Bookstores in North America and U.K. held midnight parties and Saturday parties this past weekend for The Short Second Life of Bree Tanner: An Eclipse Novella by Stephenie Meyer. (See an unusual bookstore delivery method as depicted in the Telegraph.) Meyer recommended fans read the book before the film version of Eclipse appears June 30.
Anecdotal evidence pointed to slow sales in indies of the book, particularly compared to the Twilight series from which it was spun off. Undoubtedly sales were hurt because the book is available for reading online free beginning today and lasting through July 5.
Speaking of which, here is a trailer for Eclipse, unveiled at the MTV Movie Awards last night (via Deadline Holiday). The Awards also aired a trailer for Harry Potter and the Deathly Hallows.
Unusual news these days: on June 10, Borders is opening a 24,479-sq.-ft. store in Dedham, Mass., in the Legacy Place lifestyle complex. Grand opening celebrations are planned for the weekend of June 25-27.
Among other highlights, the store has a Seattle's Best Coffee cafe with free wi-fi, a Paperchase stationery shop, a Borders Teaching Zone for educators and a Borders Ink teen shop.
The first pick of Salon's new Reading Club is The Passage by Justin Cronin, "an apocalyptic epic with heart."
The New England Children's Booksellers Advisory Council's spring top 10 recommended middle grade and YA fiction titles can be found here.
Book trailer of the day: Termite Parade by Joshua Mohr (Two Dollar Radio), which steps off July 1.
Two thoughtful newspaper articles examine the effect of the electronic age and the Internet on how people think and read. On the front page of today's New York Times, a story called "Hooked on Gadgets, and Paying a Mental Price" includes this quick bit of information: "Scientists say juggling e-mail, phone calls and other incoming information can change how people think and behave. They say our ability to focus is being undermined by bursts of information.
"These play to a primitive impulse to respond to immediate opportunities and threats. The stimulation provokes excitement--a dopamine squirt--that researchers say can be addictive. In its absence, people feel bored."
As a kind of prelude to the Printers Row Lit Fest, the Chicago Tribune wrote, "Many people, regardless of age, are feeling nostalgic these days for book culture.
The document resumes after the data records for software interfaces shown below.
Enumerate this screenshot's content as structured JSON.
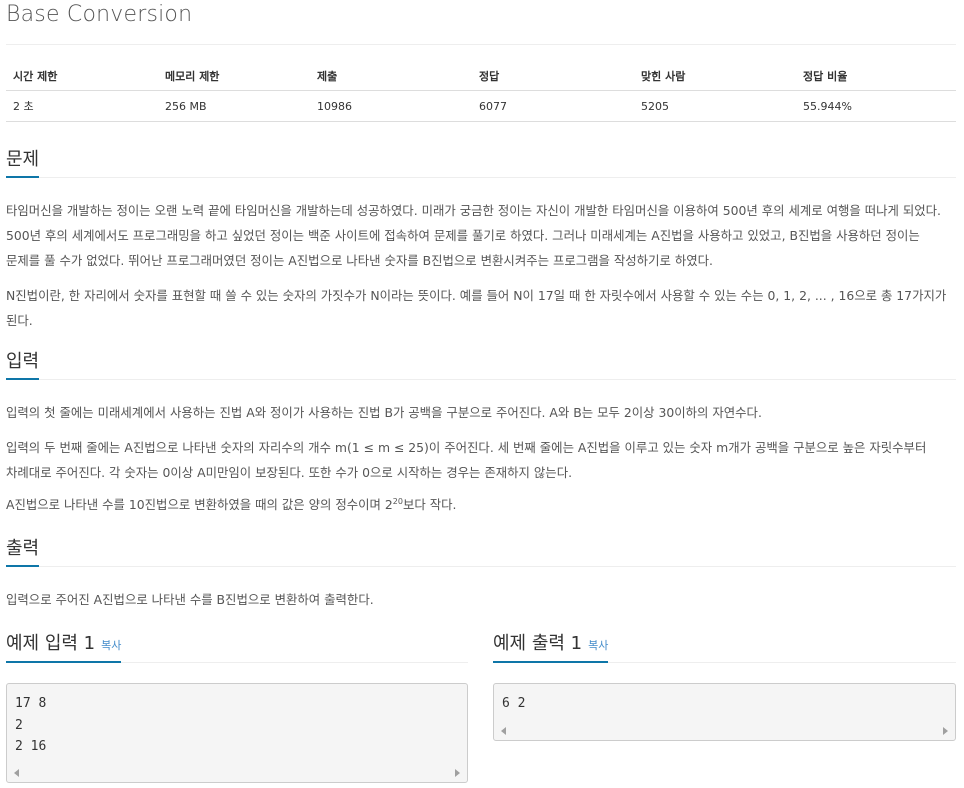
{
  "problem": {
    "title": "Base Conversion"
  },
  "info_table": {
    "headers": [
      "시간 제한",
      "메모리 제한",
      "제출",
      "정답",
      "맞힌 사람",
      "정답 비율"
    ],
    "values": [
      "2 초",
      "256 MB",
      "10986",
      "6077",
      "5205",
      "55.944%"
    ]
  },
  "sections": {
    "problem": {
      "heading": "문제",
      "p1": "타임머신을 개발하는 정이는 오랜 노력 끝에 타임머신을 개발하는데 성공하였다. 미래가 궁금한 정이는 자신이 개발한 타임머신을 이용하여 500년 후의 세계로 여행을 떠나게 되었다. 500년 후의 세계에서도 프로그래밍을 하고 싶었던 정이는 백준 사이트에 접속하여 문제를 풀기로 하였다. 그러나 미래세계는 A진법을 사용하고 있었고, B진법을 사용하던 정이는 문제를 풀 수가 없었다. 뛰어난 프로그래머였던 정이는 A진법으로 나타낸 숫자를 B진법으로 변환시켜주는 프로그램을 작성하기로 하였다.",
      "p2": "N진법이란, 한 자리에서 숫자를 표현할 때 쓸 수 있는 숫자의 가짓수가 N이라는 뜻이다. 예를 들어 N이 17일 때 한 자릿수에서 사용할 수 있는 수는 0, 1, 2, ... , 16으로 총 17가지가 된다."
    },
    "input": {
      "heading": "입력",
      "p1": "입력의 첫 줄에는 미래세계에서 사용하는 진법 A와 정이가 사용하는 진법 B가 공백을 구분으로 주어진다. A와 B는 모두 2이상 30이하의 자연수다.",
      "p2": "입력의 두 번째 줄에는 A진법으로 나타낸 숫자의 자리수의 개수 m(1 ≤ m ≤ 25)이 주어진다. 세 번째 줄에는 A진법을 이루고 있는 숫자 m개가 공백을 구분으로 높은 자릿수부터 차례대로 주어진다. 각 숫자는 0이상 A미만임이 보장된다. 또한 수가 0으로 시작하는 경우는 존재하지 않는다.",
      "p3_before": "A진법으로 나타낸 수를 10진법으로 변환하였을 때의 값은 양의 정수이며 2",
      "p3_sup": "20",
      "p3_after": "보다 작다."
    },
    "output": {
      "heading": "출력",
      "p1": "입력으로 주어진 A진법으로 나타낸 수를 B진법으로 변환하여 출력한다."
    }
  },
  "examples": {
    "input": {
      "title": "예제 입력 1",
      "copy_label": "복사",
      "lines": [
        "17 8",
        "2",
        "2 16"
      ]
    },
    "output": {
      "title": "예제 출력 1",
      "copy_label": "복사",
      "lines": [
        "6 2"
      ]
    }
  },
  "colors": {
    "accent_rule": "#0e76a8",
    "link": "#428bca"
  }
}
It's a sort of prenostalgia, really, because books are still here--but their days seem numbered. Or do they?"
The paper quotes Nicholas Carr's The Shallows: What the Internet Is Doing to Our Brains, just published by Norton: "The Net is chipping away my capacity for concentration and contemplation. Whether I'm online or not, my mind now expects to take in information the way the Net distributes it: in a swiftly moving stream of particles. Once I was a scuba diver in the sea of words. Now I zip along the surface like a guy on a Jet Ski."
The Tribune continued: "The greatest loss, Carr says, is the ability to engage with a book, to read deeply. We have become a culture of 'chronic scatterbrains.' "
Paris enacted a planning strategy that "has commissioned town
planners to scout for premises in the fifth arrondissement that would
make suitable bookshops or small publishing houses and cultural venues.
The aim: to reverse a worrying trend which from 2000 to 2008 saw the
number of cherished librairies drop by 231 to 137," the Guardian reported.
"The Latin Quarter
remains the place in France with the highest density of literary and
intellectual education, production and publication... Yet the presence
of bookshops in the Latin Quarter is now under threat," said the city
hall in a mission statement. "Independent bookshops find themselves
faced with competition from new forms of selling, like supermarkets and
Mayor Bertrand Delanoë observed: "We are one of
the cities in the world with the biggest number of local shops, and
these local shops are the economy, employment, but it's also a way of
Summer reading recommendations continue to
appear, but the Tennessean offered a twist on the perennial
theme, suggesting readers "stroll used bookstores for a summer reading
list... Not only do you get a great price--usually about half of
retail--but it's also a wonderful way to build a library for yourself or
your children." Several Nashville area used bookshops were listed to
assist customers with their strolls.
To celebrate the
launch of the HarperWeekend imprint by HarperCollinsCanada, the Globe & Mail featured "four short essays
about the magic of Saturday, Sunday and good reading material."
for the World Cup with these books about soccer," the Vancouver Sun advised.
Shanghai Press and Publishing Development Company, which publishes English-language books about China, will be distributed in North America by Tuttle Publishing. Tuttle will also distribute some Shanghai Press titles in the U.K., Europe, South Africa, the Middle East and South America.
Shanghai's books are aimed at providing overseas readers a deeper understanding of China and its people and should appeal to both experts and non-experts. Among the 50 titles available this fall are A Dream of Red Mansions, paintings from the Qing Dynasty based on the classic Chinese novel; the Discovering China Series, which comprises titles on calligraphy, flowers, painting, tea and the ceramics of China; and modern Chinese literature, including Stories From Contemporary China, featuring three Shanghai writers.